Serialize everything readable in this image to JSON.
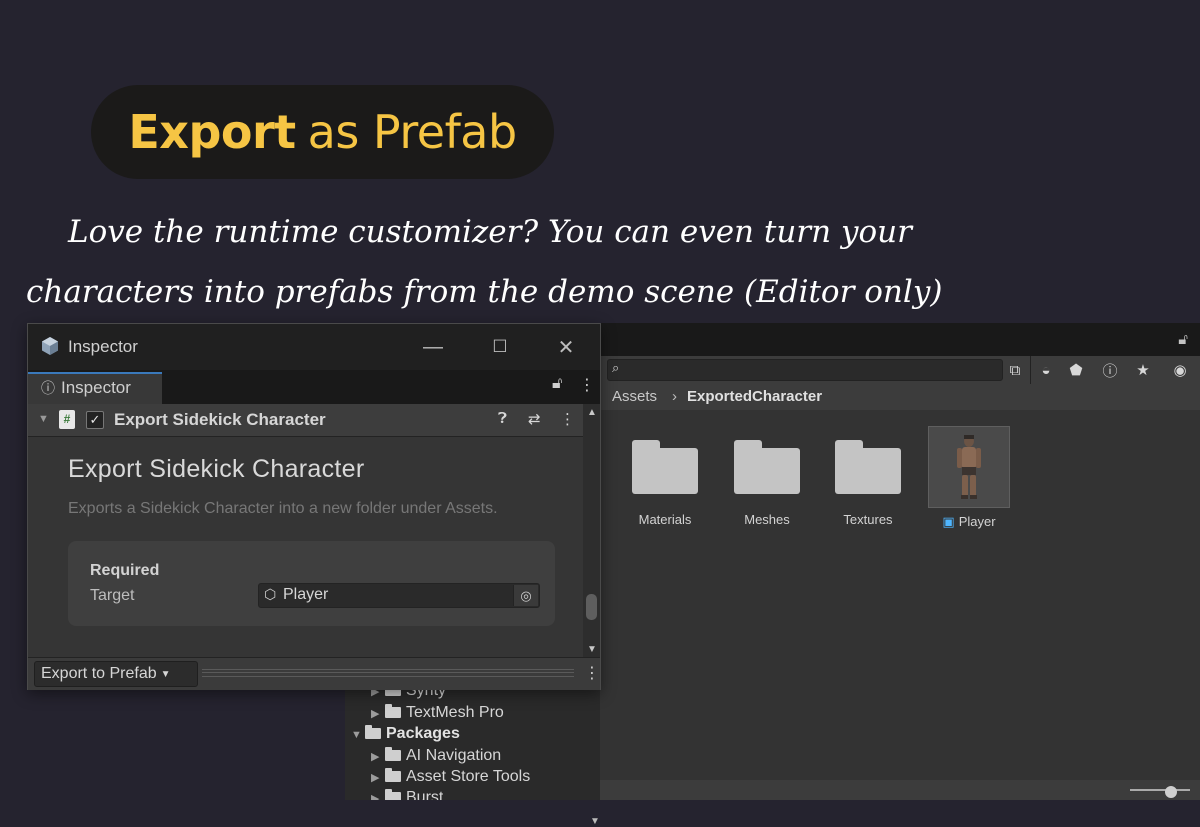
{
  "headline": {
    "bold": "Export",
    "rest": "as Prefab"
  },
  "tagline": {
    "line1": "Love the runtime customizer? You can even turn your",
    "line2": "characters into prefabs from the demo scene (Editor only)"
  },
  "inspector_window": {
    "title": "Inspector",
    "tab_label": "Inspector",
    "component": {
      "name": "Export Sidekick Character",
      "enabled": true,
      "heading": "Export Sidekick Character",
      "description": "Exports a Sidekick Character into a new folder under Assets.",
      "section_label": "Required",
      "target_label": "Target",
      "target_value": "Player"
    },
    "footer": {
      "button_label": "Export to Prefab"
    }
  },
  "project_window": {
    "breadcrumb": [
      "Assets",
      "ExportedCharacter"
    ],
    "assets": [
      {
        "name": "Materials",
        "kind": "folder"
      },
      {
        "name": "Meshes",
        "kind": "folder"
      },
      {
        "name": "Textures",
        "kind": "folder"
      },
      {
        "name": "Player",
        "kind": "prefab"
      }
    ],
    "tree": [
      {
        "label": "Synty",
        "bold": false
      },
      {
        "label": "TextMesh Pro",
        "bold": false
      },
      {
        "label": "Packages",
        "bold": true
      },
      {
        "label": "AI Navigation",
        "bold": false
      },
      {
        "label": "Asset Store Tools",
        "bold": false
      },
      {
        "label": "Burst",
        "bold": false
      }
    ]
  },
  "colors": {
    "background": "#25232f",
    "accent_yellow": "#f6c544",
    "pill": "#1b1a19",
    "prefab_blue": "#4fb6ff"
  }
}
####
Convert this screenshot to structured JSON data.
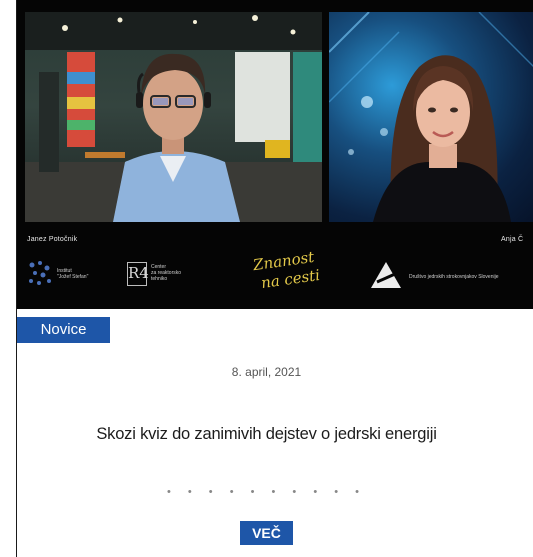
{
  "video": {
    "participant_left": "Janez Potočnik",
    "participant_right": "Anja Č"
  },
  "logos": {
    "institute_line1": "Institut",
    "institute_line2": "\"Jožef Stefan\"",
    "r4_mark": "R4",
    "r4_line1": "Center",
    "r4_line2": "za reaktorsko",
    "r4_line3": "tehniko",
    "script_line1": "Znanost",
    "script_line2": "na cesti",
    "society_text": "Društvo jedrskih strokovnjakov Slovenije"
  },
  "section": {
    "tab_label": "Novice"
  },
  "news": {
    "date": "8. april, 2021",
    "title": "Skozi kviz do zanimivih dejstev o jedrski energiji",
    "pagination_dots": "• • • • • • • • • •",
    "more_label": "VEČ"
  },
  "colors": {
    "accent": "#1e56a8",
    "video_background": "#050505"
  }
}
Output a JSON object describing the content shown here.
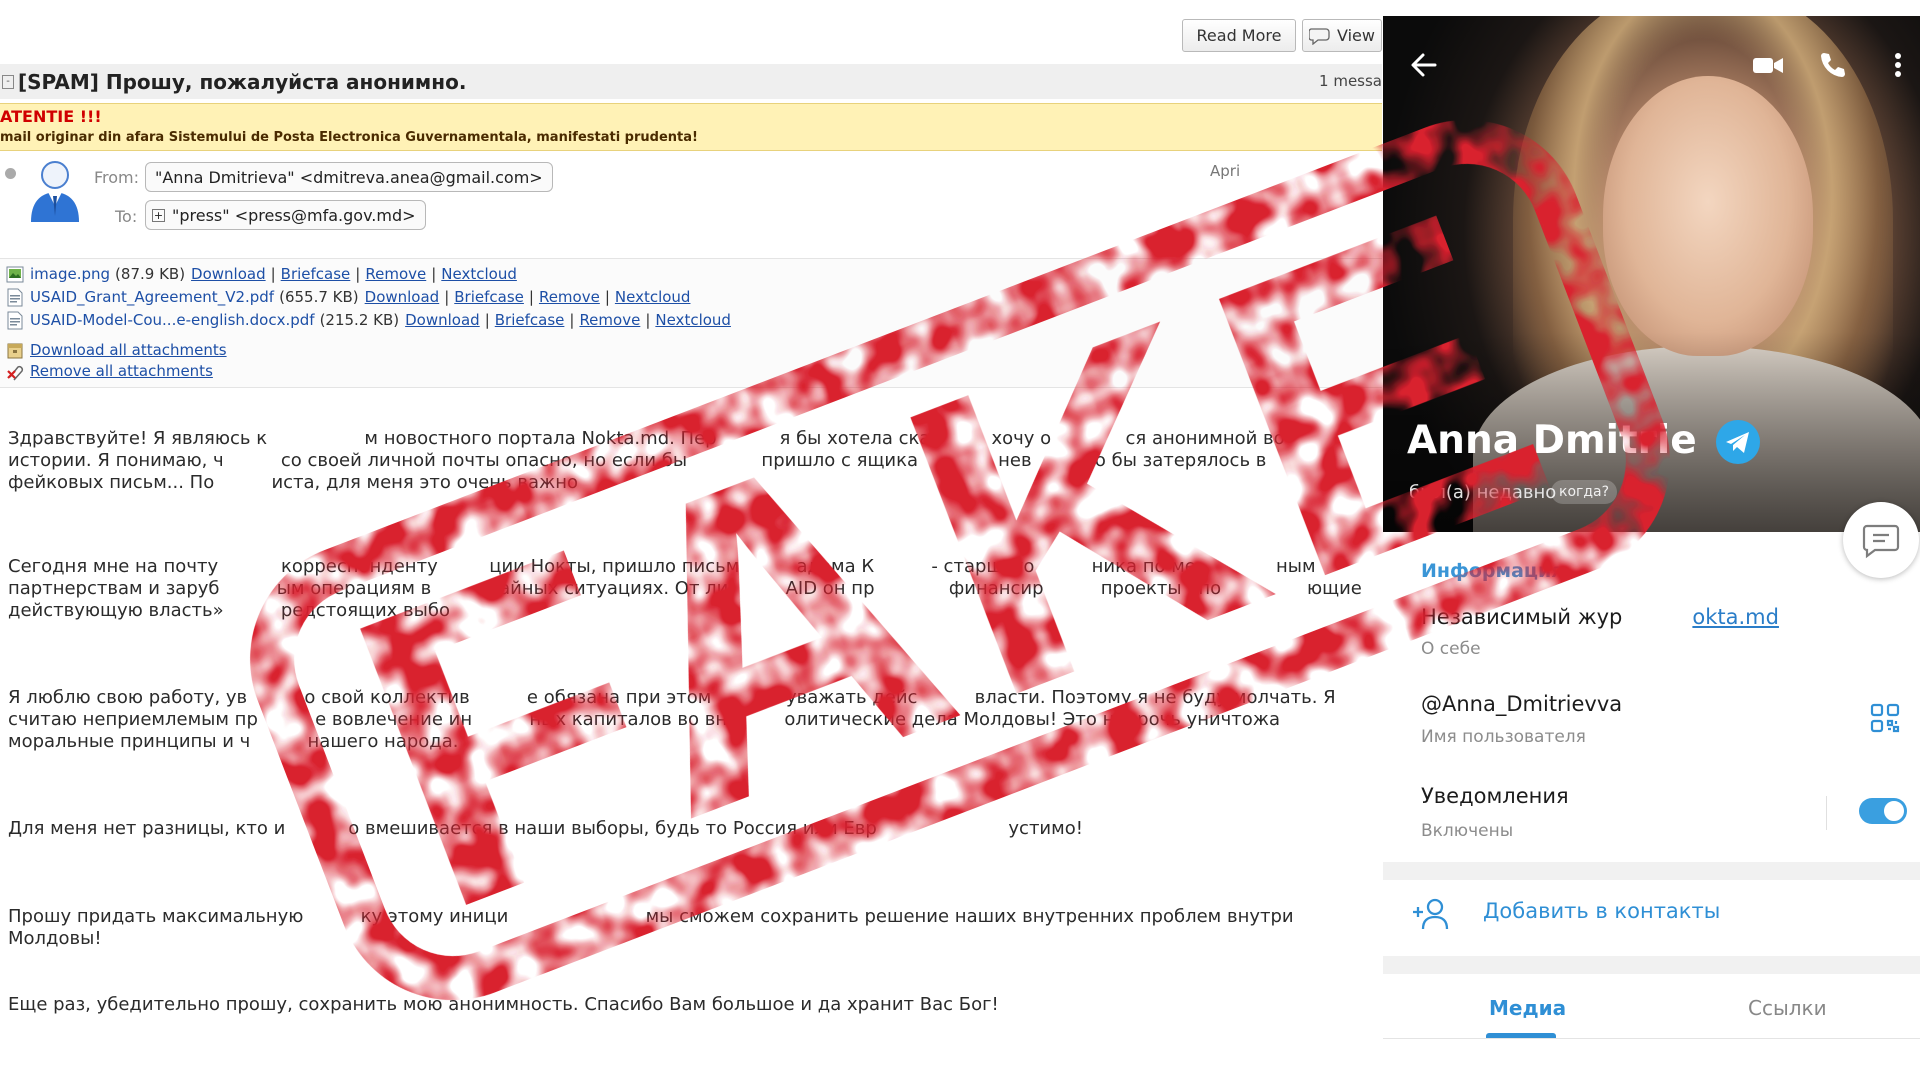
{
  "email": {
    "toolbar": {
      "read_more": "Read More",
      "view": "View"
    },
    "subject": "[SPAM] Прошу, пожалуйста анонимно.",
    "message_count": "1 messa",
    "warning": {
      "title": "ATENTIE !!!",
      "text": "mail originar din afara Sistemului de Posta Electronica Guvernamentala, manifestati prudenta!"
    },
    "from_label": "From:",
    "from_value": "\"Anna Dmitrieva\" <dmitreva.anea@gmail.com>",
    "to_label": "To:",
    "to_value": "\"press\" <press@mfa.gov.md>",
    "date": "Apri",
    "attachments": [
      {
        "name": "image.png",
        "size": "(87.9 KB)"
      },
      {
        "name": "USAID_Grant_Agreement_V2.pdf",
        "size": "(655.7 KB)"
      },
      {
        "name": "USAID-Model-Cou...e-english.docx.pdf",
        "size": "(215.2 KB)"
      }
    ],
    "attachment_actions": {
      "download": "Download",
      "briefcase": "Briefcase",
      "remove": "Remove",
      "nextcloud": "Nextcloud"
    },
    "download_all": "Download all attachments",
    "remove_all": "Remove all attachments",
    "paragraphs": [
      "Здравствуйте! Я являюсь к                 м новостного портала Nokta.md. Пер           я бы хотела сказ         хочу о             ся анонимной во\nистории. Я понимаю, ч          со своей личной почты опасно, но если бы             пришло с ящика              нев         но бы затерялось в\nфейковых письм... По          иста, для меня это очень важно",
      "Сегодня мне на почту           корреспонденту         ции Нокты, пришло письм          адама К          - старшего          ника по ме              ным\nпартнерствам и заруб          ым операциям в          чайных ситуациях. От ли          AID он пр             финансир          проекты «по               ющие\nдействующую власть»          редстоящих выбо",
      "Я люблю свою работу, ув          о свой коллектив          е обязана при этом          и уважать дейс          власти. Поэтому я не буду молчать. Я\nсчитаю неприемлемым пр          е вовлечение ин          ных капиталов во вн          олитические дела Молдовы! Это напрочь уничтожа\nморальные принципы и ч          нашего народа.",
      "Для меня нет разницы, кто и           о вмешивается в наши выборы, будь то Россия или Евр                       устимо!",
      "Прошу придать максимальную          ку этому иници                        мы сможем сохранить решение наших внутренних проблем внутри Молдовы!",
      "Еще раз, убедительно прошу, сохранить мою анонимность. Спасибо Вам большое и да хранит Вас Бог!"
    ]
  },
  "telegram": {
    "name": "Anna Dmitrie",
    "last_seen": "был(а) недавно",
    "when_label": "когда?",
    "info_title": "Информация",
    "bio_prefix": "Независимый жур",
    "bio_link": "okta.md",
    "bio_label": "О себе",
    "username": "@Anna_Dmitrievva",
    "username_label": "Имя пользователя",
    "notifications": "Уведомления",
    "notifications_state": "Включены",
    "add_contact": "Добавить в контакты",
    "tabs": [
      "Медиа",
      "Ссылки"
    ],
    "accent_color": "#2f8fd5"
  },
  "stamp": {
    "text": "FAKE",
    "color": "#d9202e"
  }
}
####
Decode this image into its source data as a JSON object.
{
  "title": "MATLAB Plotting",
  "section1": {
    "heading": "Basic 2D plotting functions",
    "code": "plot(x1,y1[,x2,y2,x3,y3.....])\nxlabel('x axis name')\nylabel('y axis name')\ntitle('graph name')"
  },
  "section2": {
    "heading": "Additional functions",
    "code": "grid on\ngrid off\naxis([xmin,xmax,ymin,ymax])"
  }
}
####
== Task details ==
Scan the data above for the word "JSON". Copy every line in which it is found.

== Exercise result ==
Serialize everything readable in this image to JSON.
Convert this screenshot to structured JSON data.
Output a JSON object describing the content shown here.
Decode this image into its source data as a JSON object.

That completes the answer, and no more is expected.